Two studies, one in-state and one national, dominate the world of realignment news this week.
First, Dr. Joan Petersilia of the Stanford Criminal Justice Center, who is one of the most respected researchers on corrections issues in California, just issued volume 2 of her “Realignment in Review” that attempts to answer how California county stakeholders view public safety realignment.
She calls California a “high-stakes test kitchen” for “a nation seeking new correctional approaches after the costly and arguably unproductive era of mass incarceration.” She also says its too early to give any credit or place any blame on realignment with regard to the state’s 67 percent recidivism rate.
Instead she spoke with those at the county level bearing the brunt of AB-109ers, as those who were sent to county jails from state prisons are sometimes called:
“Broadly speaking, Realignment gets mixed reviews so far. Our interviews elicited a portrait of counties struggling, often heroically, to carry out an initiative that was poorly planned and imposed upon them almost overnight, giving them little time to prepare,” the “Findings” section of the report begins, likening the first year to drinking from a fire hose.
When talking with those in Probation, she said she encountered the most “unified voice.” One might think that as the agency bearing the single largest increase in workload due to AB 109 at the state or county level, Probation would have an axe to grind, but that wasn’t the case:
They unequivocally felt that Realignment gave them an opportunity to fully test whether well-tailored rehabilitation services can keep lower-level felony offenders from committing new crimes and returning to prison. If Realignment is to amount to more than an experimental emergency response to a court directive over prison crowding, it will deepen heavily on how well probation agencies deliver effective programs and services.
It is encouraging to hear this coming from the county rank and file in probation departments, and it underscores the dichotomy of realignment itself: it was borne of urgent, short-term necessity (that still persists) yet can be a major paradigm shift in the long term.
As the state still grapples with that stubborn 137.5 percent of capacity it must reduce the state prison population to, it is imperative to not lose sight of what could and should happen in counties once that magical number is hit. Population reduction is only the first step. The real opportunities lie in probation and post-release supervision, as pointed out by Dr. Petersilia, as well as in sentencing reform. The study also suggests that some of the burden shfit back to the state in the case of repeat probation violators or by keeping the more serious offenders on state parole to begin with.
Beyond those recommendations to alleviate some presure at the county level, it is really a matter of two things at this point: data and capacity. If the former is collected and analyzed and the latter is provided, recidivism will indeed drop in California.

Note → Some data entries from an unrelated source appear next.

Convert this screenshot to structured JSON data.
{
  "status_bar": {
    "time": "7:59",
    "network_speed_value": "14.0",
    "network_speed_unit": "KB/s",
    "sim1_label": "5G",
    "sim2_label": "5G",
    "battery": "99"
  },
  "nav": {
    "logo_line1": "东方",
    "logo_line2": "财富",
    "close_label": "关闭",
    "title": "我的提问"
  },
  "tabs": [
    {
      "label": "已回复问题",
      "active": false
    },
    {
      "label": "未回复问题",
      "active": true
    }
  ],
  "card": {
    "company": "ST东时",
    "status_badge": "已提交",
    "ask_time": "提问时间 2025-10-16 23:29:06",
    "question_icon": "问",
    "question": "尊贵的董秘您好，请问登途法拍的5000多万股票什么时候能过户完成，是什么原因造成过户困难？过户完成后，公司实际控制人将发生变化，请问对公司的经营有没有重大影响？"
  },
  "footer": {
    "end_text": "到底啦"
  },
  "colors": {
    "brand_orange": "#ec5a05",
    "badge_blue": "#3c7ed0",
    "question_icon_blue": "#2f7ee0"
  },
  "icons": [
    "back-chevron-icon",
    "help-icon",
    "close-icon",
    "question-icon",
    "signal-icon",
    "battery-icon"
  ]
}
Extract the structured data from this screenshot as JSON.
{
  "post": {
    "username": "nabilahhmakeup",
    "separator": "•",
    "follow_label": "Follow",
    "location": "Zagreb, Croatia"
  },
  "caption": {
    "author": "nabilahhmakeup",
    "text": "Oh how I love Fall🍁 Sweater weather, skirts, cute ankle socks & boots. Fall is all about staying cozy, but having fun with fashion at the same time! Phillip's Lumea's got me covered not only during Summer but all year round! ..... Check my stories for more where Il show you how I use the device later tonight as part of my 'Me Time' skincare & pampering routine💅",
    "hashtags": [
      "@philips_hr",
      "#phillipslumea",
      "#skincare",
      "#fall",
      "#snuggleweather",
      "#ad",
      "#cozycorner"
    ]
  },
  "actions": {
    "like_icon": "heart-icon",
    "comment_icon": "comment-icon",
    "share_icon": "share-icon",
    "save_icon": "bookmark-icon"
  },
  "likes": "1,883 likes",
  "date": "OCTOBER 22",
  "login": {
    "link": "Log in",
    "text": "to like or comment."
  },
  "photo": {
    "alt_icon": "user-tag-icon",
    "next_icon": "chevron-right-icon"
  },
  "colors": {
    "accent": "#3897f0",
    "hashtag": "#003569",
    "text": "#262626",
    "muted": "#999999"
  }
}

Second, a Pew study was released that highlights the spiking cost of prison health care across the country in the past decade. It serves to reinforce the urgency with which California Forward’s Partnership for Community Excellence (PCE) has been touting how the Affordable Care Act (ACA) is a huge cost-saving opportunity for California counties.
The study looked at prison health care spending in 44 different states from 2001 through 2008 and determined that spending went up in 42 of those states by a median of 52 percent. Twelve of those states, including California, saw costs rise 90 percent or more. In 39 of the states, health care grew from 10 to 15 percent of corrections budgets by 2008.
The Sacramento Bee has gotten on the ACA bandwagon by way of the Pew Study, citing the $70 million a year the state alone could which in turn came from the LAO’s office.
Of the four solutions offered by Pew based on interviews with correction health care experts across the country, enrolling eligible prisoners in Medicaid (which is Medi-Cal here in California) is one. The other three:
- Employing telehealth technologies—video conferencing and digitally transmitted diagnostic data, for example—to facilitate prisoners’ access to care and reduce guarding and transportation costs.
- Implementing outsourcing agreements that ensure the quality of care and control costs.
- Using medical or geriatric parole policies to release offenders who are deemed too sick or frail to pose a public safety risk.
Only Medi-Cal enrollment has tangible, quantifiable and immediate benefits, however. In less than two months, federal reimbursement will begin for all medically necessary treatment of a vastly expanded pool of inmates. Counties are gearing up with the help of the PCE. Visit the Resources page to learn more about exactly how counties are readying themselves by way of the PCE-hosted regional convenings.